Businesses caught violating Philadelphia’s plastic bag law

Media Contacts


New research: retailers defying newly enacted ban


PHILADELPHIA — Two months after Philadelphia’s citywide ban on plastic bags went into effect, new research by the nonprofit group PennEnvironment found chronic violations by retailers throughout the city. At a news conference Wednesday, PennEnvironment spotlighted specific businesses breaking this law, including Walmart, CVS, ACME, The Home Depot and even the state-owned Fine Wine and Good Spirits. The law was designed to eliminate the use of hundreds of millions of plastic bags that pollute the city.

In all, PennEnvironment staff and volunteers visited more than 50 retail locations to investigate if they’re complying with the single-use plastic bag ban. More than 50% of the investigated locations violated the ordinance, with 27 stores still providing illegal plastic bags according to the city’s law. Some of those retailers, such as Sprouts Farmers Market on South Broad near Washington Avenue, were giving out thicker plastic bags with a misleading “reusable” label on them.

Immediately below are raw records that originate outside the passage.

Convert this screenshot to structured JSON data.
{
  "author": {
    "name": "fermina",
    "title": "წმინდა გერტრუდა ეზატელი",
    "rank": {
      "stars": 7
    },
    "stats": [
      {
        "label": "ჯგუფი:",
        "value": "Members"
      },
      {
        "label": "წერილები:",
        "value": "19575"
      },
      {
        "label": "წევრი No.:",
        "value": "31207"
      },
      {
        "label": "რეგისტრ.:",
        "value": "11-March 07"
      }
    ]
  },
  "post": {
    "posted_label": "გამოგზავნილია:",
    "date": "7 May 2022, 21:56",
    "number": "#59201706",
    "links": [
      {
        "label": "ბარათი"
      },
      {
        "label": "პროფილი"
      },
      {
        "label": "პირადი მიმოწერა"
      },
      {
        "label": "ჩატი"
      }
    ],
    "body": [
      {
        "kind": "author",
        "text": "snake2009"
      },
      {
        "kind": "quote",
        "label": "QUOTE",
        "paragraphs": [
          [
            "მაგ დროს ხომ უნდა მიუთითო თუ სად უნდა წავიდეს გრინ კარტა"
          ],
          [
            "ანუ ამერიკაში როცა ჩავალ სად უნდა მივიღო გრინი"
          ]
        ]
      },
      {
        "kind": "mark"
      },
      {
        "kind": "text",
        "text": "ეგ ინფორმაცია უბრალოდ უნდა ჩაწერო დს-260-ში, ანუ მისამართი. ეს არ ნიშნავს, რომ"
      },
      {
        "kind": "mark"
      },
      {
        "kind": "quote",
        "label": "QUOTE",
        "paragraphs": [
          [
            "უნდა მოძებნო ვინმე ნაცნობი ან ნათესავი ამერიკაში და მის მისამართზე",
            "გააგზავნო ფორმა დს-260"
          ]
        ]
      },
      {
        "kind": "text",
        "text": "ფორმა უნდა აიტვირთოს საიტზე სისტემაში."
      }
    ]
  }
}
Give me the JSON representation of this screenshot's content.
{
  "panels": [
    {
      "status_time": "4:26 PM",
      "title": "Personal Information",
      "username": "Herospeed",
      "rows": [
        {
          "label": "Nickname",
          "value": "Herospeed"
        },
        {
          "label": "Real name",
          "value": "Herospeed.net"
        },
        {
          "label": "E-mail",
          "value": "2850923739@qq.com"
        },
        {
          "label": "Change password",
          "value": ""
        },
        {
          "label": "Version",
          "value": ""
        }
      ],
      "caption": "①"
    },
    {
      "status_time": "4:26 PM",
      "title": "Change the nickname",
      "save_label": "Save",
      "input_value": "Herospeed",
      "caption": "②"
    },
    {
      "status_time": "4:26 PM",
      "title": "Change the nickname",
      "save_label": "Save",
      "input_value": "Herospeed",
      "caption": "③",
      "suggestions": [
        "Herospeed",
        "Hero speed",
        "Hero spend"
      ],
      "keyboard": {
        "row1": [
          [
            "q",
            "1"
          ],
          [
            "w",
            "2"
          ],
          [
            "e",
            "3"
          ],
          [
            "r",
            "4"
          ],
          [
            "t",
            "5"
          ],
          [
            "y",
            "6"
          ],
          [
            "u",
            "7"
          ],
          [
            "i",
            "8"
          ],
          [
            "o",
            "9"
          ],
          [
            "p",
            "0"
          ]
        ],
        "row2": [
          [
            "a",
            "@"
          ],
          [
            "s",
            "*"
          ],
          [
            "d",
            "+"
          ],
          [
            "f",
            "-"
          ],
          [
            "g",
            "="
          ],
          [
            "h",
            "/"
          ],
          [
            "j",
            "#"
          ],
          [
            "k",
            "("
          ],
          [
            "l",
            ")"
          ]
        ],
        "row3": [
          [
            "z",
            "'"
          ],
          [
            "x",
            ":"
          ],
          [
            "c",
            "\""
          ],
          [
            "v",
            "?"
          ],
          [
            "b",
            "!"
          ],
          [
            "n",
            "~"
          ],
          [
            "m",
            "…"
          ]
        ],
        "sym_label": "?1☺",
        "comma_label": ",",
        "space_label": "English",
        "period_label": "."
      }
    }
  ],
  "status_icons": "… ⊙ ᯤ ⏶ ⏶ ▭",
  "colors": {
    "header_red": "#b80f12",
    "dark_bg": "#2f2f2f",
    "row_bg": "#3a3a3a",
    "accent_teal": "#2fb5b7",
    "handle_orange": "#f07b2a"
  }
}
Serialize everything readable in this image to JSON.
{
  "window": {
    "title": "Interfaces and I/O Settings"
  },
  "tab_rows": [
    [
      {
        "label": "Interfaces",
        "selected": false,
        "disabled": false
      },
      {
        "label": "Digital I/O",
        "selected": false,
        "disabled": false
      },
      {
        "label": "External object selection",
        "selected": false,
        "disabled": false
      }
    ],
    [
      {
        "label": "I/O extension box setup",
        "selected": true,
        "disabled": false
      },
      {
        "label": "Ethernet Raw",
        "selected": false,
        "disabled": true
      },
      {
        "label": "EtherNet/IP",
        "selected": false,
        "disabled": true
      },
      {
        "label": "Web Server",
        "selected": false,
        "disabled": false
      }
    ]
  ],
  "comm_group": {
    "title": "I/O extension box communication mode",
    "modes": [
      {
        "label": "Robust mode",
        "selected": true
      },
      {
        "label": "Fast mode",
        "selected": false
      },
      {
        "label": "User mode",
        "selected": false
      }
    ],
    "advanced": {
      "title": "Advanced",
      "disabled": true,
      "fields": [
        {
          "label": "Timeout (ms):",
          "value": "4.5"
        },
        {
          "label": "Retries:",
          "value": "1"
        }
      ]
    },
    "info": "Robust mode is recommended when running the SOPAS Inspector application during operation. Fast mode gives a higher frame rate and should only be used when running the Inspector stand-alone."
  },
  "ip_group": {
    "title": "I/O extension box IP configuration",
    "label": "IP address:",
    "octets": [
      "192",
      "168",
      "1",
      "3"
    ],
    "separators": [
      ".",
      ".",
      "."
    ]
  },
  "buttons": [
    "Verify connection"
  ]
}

“They’re used once, for just a few minutes, and from there they end up as litter polluting our city and our environment”, said Faran Savitz, the Conservation Associate at PennEnvironment. “They’re not, as they claim, providing a reusable solution to single-use bags. They’re feeding the problem and making it worse.”

Philadelphia’s ordinance forbids any plastic bag made through a “blown-film extrusion” process, regardless of its thickness. It requires a broad set of retailers to comply, including, but not limited to, grocery stores, restaurants, clothing stores, convenience stores, service stations, food trucks, farmers markets and delivery services.

Philadelphians are asked to dial 311 to report businesses violating the ordinance. Reports go to the Philadelphia Department of License and Inspection, which issues warnings to noncompliant companies. Starting April 1, 2022, L&I will impose fines for violations.

“We cannot let companies run roughshod over Philadelphia’s environmental laws,” noted Savitz.

“It’s critical to hold businesses accountable when they are violating our laws and harming our environment, communities and quality of life.” 

A recording of the event can be found at:


PennEnvironment is a statewide citizen-based non-profit environmental advocacy organization working to promote clean air, clean water, and protect our open spaces. To learn more about our work to tackle the threat of single-use plastics, visit, or to learn more about any of our issues visit